It requires intellectual courage to recognise that the past is increasingly going to be a poor predictor of the future, and that what has got you to here may not get you to there, so you need all hands on deck in the shape of a diverse team who can help you see the challenge from a wide variety of perspectives. A wise leader, navigating an increasingly complex future, will be humble enough to know that she can’t possibly know everything, and will invite genuine collaboration and co-creation from a variety of colleagues. As Winston Churchill said, “Courage is what it takes to stand up and speak; courage is also what it takes to sit down and listen”.
It also takes moral courage to hold the ship steady through the waves. Flexibility is not the same as wishy-washyness. Once the time for flexibility and collaboration has passed, the captain needs to firmly take the wheel and keep the ship on course for the envisioned destination for long enough to evaluate whether the strategy is working.
The antidote to AMBIGUITY is AWARENESS.
A sailing captain develops a sixth sense for trouble. I have seen a skipper go from being apparently fast asleep in his bunk to being wide awake on deck in a matter of seconds after an uncontrolled jibe. He always had half an ear and half an eye open and alert for danger. A good leader also needs to keep their wits about them at all times, paying particular attention to what is happening in their peripheral vision.
In relying on tried and tested metrics, there is a risk that we don’t notice what we’re not measuring. Imagine that you are on the bridge of a ship, navigating by GPS. It is pleasantly reassuring – you can see where you are, and where you’re going, and everything seems nicely under control… until you hit the iceberg that your GPS didn’t know was there. You were too busy looking at the GPS display to look out of the window.

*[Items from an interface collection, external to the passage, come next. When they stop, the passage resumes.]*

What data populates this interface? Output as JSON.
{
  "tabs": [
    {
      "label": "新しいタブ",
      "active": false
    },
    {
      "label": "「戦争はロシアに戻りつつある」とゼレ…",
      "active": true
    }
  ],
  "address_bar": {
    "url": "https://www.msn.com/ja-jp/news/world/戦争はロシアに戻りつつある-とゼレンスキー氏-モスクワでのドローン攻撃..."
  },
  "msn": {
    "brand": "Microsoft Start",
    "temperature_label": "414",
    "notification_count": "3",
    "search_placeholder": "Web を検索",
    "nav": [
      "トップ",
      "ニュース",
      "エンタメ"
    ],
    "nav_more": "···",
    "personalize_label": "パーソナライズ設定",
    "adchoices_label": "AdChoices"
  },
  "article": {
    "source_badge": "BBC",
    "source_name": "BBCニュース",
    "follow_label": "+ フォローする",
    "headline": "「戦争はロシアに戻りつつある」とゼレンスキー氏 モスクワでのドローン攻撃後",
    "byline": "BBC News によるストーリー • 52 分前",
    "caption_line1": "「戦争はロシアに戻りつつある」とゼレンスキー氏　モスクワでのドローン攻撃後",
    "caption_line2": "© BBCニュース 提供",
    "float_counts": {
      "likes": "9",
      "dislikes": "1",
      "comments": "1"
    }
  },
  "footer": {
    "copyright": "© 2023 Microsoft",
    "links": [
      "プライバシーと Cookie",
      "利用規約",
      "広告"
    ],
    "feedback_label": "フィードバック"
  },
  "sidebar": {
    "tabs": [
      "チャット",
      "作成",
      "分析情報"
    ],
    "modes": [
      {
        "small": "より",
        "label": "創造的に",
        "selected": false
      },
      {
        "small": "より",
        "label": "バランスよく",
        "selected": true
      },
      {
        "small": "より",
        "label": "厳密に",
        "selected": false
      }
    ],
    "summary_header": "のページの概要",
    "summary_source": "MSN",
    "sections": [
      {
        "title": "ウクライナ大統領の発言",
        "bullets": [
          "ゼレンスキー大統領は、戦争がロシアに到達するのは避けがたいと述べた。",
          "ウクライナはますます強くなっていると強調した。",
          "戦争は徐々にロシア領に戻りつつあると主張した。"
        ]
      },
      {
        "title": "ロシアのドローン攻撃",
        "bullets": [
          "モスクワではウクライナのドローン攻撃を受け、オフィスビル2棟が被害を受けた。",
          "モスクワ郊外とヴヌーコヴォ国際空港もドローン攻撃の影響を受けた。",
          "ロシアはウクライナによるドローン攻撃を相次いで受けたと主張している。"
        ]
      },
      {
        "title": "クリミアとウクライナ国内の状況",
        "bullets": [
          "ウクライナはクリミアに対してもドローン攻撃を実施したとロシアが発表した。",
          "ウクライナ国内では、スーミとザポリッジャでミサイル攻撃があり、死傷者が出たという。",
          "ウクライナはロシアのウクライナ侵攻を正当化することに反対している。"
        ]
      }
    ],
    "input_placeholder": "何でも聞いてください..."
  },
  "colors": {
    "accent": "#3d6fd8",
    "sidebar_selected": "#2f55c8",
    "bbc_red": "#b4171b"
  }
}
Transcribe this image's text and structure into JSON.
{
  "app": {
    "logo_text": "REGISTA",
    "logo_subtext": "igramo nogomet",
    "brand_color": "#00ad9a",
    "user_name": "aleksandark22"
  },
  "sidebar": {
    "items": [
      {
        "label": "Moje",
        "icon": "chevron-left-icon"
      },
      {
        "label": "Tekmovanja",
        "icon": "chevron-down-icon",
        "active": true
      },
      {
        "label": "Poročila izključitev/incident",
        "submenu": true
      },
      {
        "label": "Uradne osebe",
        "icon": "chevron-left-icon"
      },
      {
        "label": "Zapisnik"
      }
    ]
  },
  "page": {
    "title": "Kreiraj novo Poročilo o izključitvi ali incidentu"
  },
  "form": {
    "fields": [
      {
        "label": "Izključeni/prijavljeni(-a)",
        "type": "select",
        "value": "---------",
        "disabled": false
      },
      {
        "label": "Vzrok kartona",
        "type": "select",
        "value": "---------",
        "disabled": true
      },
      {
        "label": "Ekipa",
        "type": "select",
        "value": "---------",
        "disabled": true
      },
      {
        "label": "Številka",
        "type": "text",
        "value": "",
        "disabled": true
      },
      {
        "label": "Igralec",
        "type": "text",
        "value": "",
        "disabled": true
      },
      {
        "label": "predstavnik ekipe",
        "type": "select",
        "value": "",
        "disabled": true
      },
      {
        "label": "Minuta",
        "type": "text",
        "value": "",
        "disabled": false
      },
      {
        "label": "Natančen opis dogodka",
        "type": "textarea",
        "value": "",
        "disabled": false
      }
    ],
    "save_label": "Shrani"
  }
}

Compare this with the traditional Polynesian voyaging technique, called wayfinding. They use all their senses to notice winds, waves, sun, moon and stars, shapes and colours of clouds, and behaviour of sea creatures, taking a multisensory and holistic approach to navigation (think of Disney’s Moana). A Polynesian navigator is utterly at one with her surroundings, and nothing escapes her notice. With so many sources of information, she can cross-check and validate to make sure she stays on course.
To keep your awareness open, you need to take your eyes off your metrics once in a while, and look around you. You need to let go of what you think you know, because it will block your view of what you don’t know you don’t know. If you “know” you are at a latitude where icebergs don’t exist, you won’t be looking for them. A daily awareness or meditation practice can help dissolve your blind spots and keep you seeing clearly.
These are exciting times to be a leader.
Those who cling to business as usual will find themselves disappearing beneath the waves of change, but those who can surf the waves of our VUCA new world will find unprecedented possibilities. André Gide wrote, “Man cannot discover new oceans unless he has the courage to lose sight of the shore”.
There are many new oceans of opportunity awaiting discovery. Do you have the courage?
- This is a guest blog and may not represent the views of Virgin.com. Please see virgin.com/terms for more details.